Carin had come straight to CGFF from a week long teaching session at the John C Campbell Folk School in N Carolina and was still feeling the effects of a very busy week and airplane travel but that didn’t dull her enthusiasm. Soon we were measuring our feet and cutting out the plastic form we’d be using, selecting the wools that we wanted to use and setting up our areas with all the supplies we needed.

The first layers on the outside leg area.


Second layers applied. Looks like a collar for Sasquatch.
The workshop was held at the local Community College and on Friday we could buy lunch in the student cafeteria. Eating there seemed surreal, an odd blast to the past. This beautiful sprawling maple tree beckoned me to come climb its limbs. I resisted, not wanting to cause a scene scrambling onto an outstretched branch with young college students ambling to the cafeteria.
After eating and meeting up with Becca who’d flown down from Juno, Alaska for her very first fiber festival (bummed that I didn’t think to get a picture with her.) I dashed down to the Marketplace to touch base with Cheryl of Newhuehandspun who was sharing her room with me for two nights during the festival.

Back in the classroom Carin was helping Pam with her wild and wonderful boots. Pam has an amazing color sense that celebrates the explosion of colors.
By the end of Friday’s workshop the last layer had been laid, the soap and water sprinkled on for the final rolling before getting down to the work of felting and shaping that would take place on Saturday.
Tomorrow’s post will continue the process of felting the boots.

Today I’m thankful that the rain actually stopped this afternoon, and that the temperatures have stayed in the 40s – 50s. Lots of snow in the Cascade Mountains, just rain here. Since October 1st we’ve had 17.5″ of rain.

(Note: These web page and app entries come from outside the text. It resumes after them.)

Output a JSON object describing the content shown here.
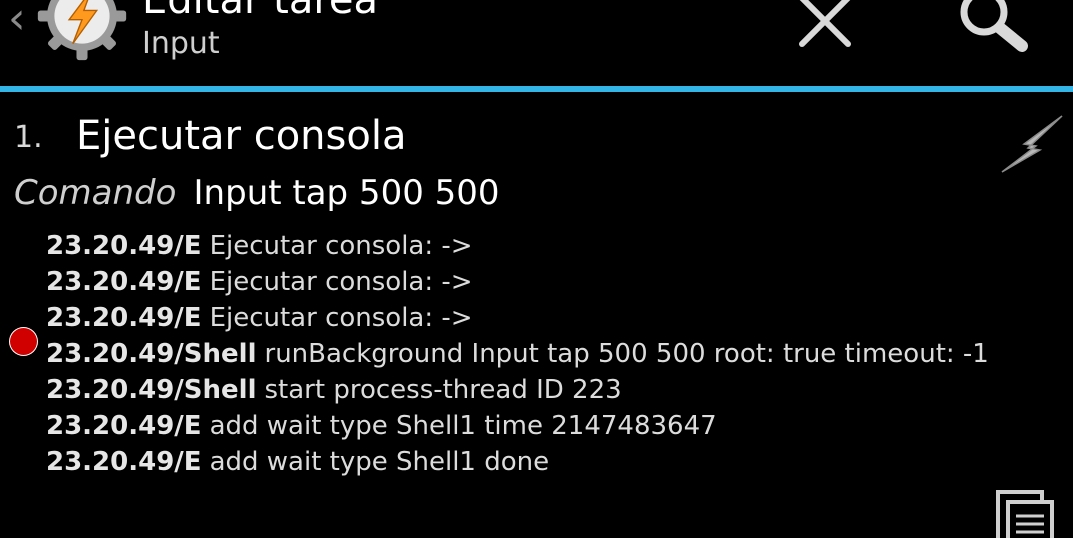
{
  "header": {
    "title": "Editar tarea",
    "subtitle": "Input",
    "icons": {
      "back": "chevron-left-icon",
      "app": "tasker-gear-lightning-icon",
      "close": "close-icon",
      "search": "search-icon"
    },
    "back_glyph": "‹"
  },
  "colors": {
    "accent": "#33b5e5",
    "background": "#000000",
    "breakpoint": "#d10000",
    "icon_orange": "#ff9a1f"
  },
  "action": {
    "number": "1.",
    "name": "Ejecutar consola",
    "param_label": "Comando",
    "param_value": "Input tap 500 500",
    "run_icon": "lightning-icon"
  },
  "log": [
    {
      "prefix": "23.20.49/E",
      "text": "Ejecutar consola:  ->"
    },
    {
      "prefix": "23.20.49/E",
      "text": "Ejecutar consola:  ->"
    },
    {
      "prefix": "23.20.49/E",
      "text": "Ejecutar consola:  ->"
    },
    {
      "prefix": "23.20.49/Shell",
      "text": "runBackground Input tap 500 500 root: true timeout: -1"
    },
    {
      "prefix": "23.20.49/Shell",
      "text": "start process-thread ID 223"
    },
    {
      "prefix": "23.20.49/E",
      "text": "add wait type Shell1 time 2147483647"
    },
    {
      "prefix": "23.20.49/E",
      "text": "add wait type Shell1 done"
    }
  ],
  "footer": {
    "doc_icon": "document-icon"
  }
}
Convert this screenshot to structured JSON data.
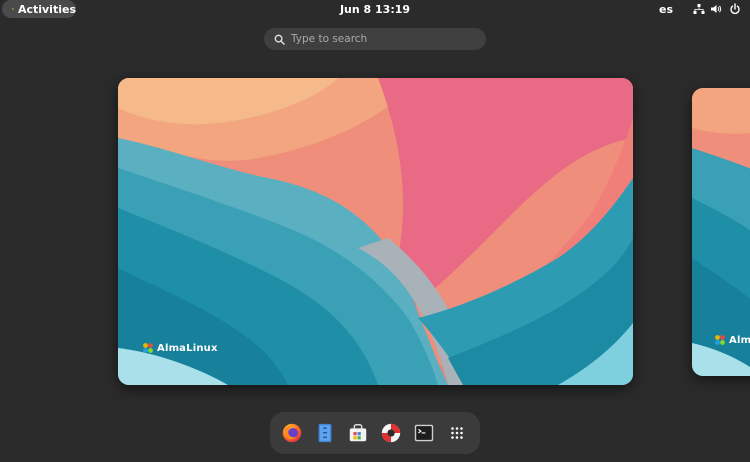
{
  "topbar": {
    "activities_label": "Activities",
    "clock": "Jun 8  13:19",
    "keyboard_layout": "es",
    "tray_icons": [
      "network-icon",
      "volume-icon",
      "power-icon"
    ]
  },
  "search": {
    "placeholder": "Type to search"
  },
  "workspaces": [
    {
      "brand": "AlmaLinux",
      "active": true
    },
    {
      "brand": "Alma",
      "active": false
    }
  ],
  "dash": {
    "apps": [
      "firefox-icon",
      "files-icon",
      "software-icon",
      "help-icon",
      "terminal-icon",
      "app-grid-icon"
    ]
  },
  "colors": {
    "background": "#2b2b2b",
    "panel_pill": "#4a4a4a",
    "search_bg": "#3f3f3f",
    "dash_bg": "#3b3b3b"
  }
}
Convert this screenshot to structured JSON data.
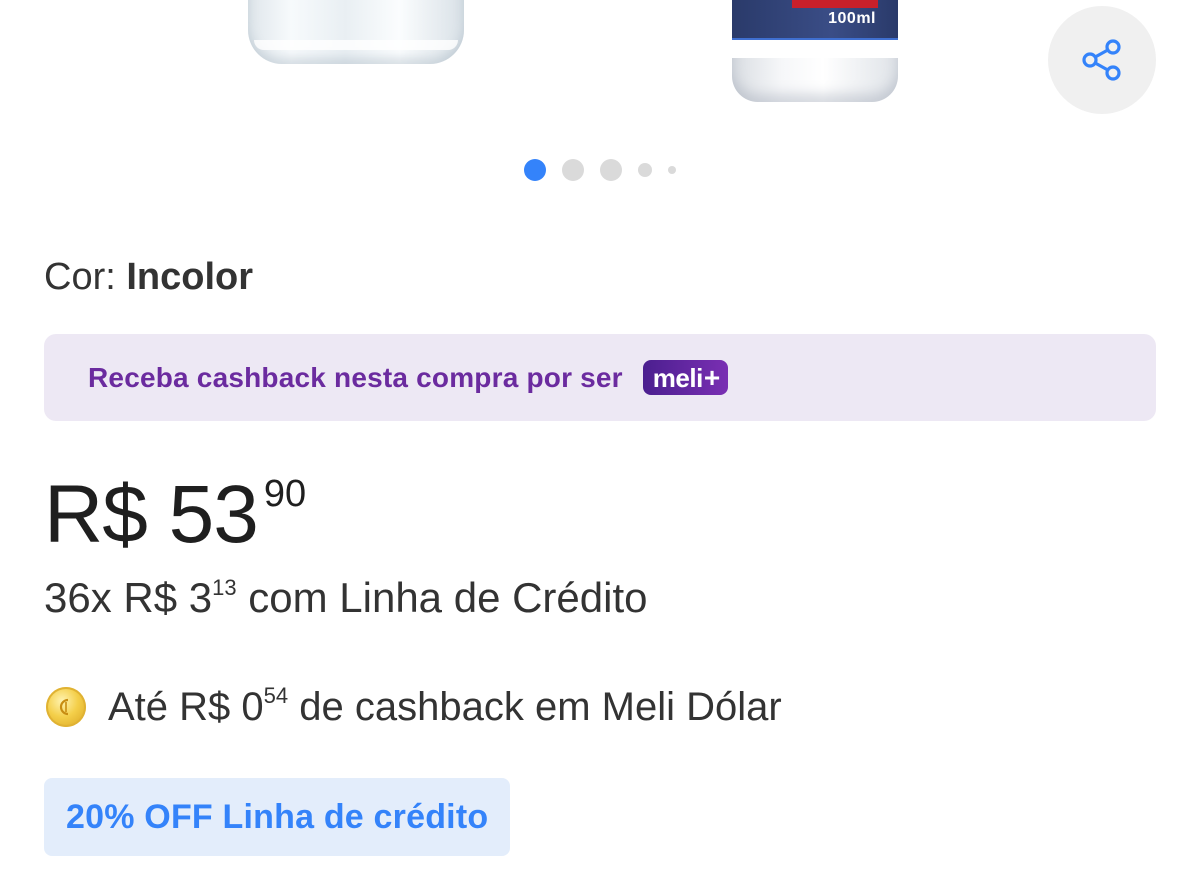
{
  "gallery": {
    "left_product_image": "product-bottle-clear",
    "right_product_image": "product-bottle-white",
    "right_bottle_volume": "100ml",
    "share_icon": "share-icon",
    "dots_total": 5,
    "dots_active_index": 0
  },
  "variant": {
    "label": "Cor:",
    "value": "Incolor"
  },
  "meli_banner": {
    "text": "Receba cashback nesta compra por ser",
    "badge_word": "meli",
    "badge_plus": "+"
  },
  "price": {
    "currency": "R$",
    "integer": "53",
    "cents": "90",
    "display_main": "R$ 53"
  },
  "installments": {
    "prefix": "36x R$ 3",
    "cents": "13",
    "suffix": " com Linha de Crédito"
  },
  "cashback": {
    "icon": "coin-icon",
    "prefix": "Até R$ 0",
    "cents": "54",
    "suffix": " de cashback em Meli Dólar"
  },
  "discount_tag": {
    "text": "20% OFF Linha de crédito"
  },
  "colors": {
    "accent_blue": "#3483fa",
    "meli_purple": "#6b2b9f",
    "banner_bg": "#ede8f4",
    "tag_bg": "#e3edfb"
  }
}
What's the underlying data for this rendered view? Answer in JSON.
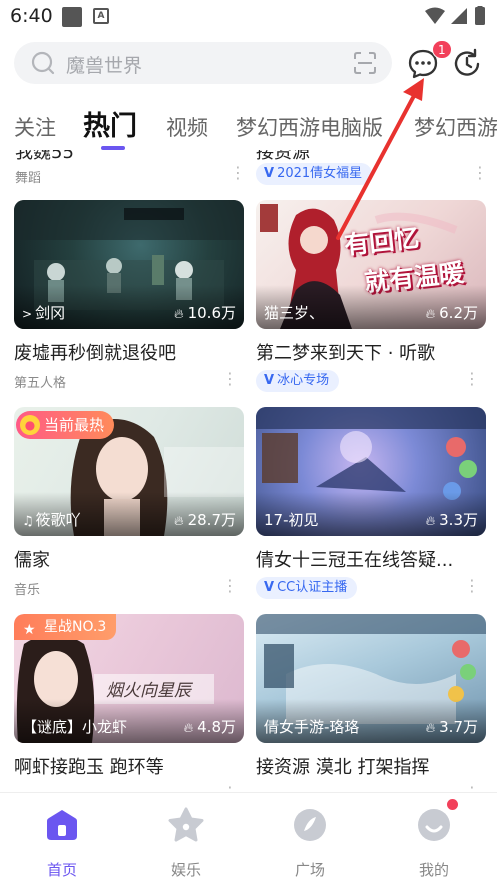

I’m thankful for a good time sharing dinner/lunch with Ed’s dad today. Instead of turkey we decided to have steaks. Pumpkin pie reigned as the dessert.
I’m thankful for my walking neighbor/friend who roasted more sugar pumpkins than she needed and shared the extra bounty with me. Fresh pumpkin is the way to go! I still have 3 cups of pumpkin left which will go into the freezer for a future pie.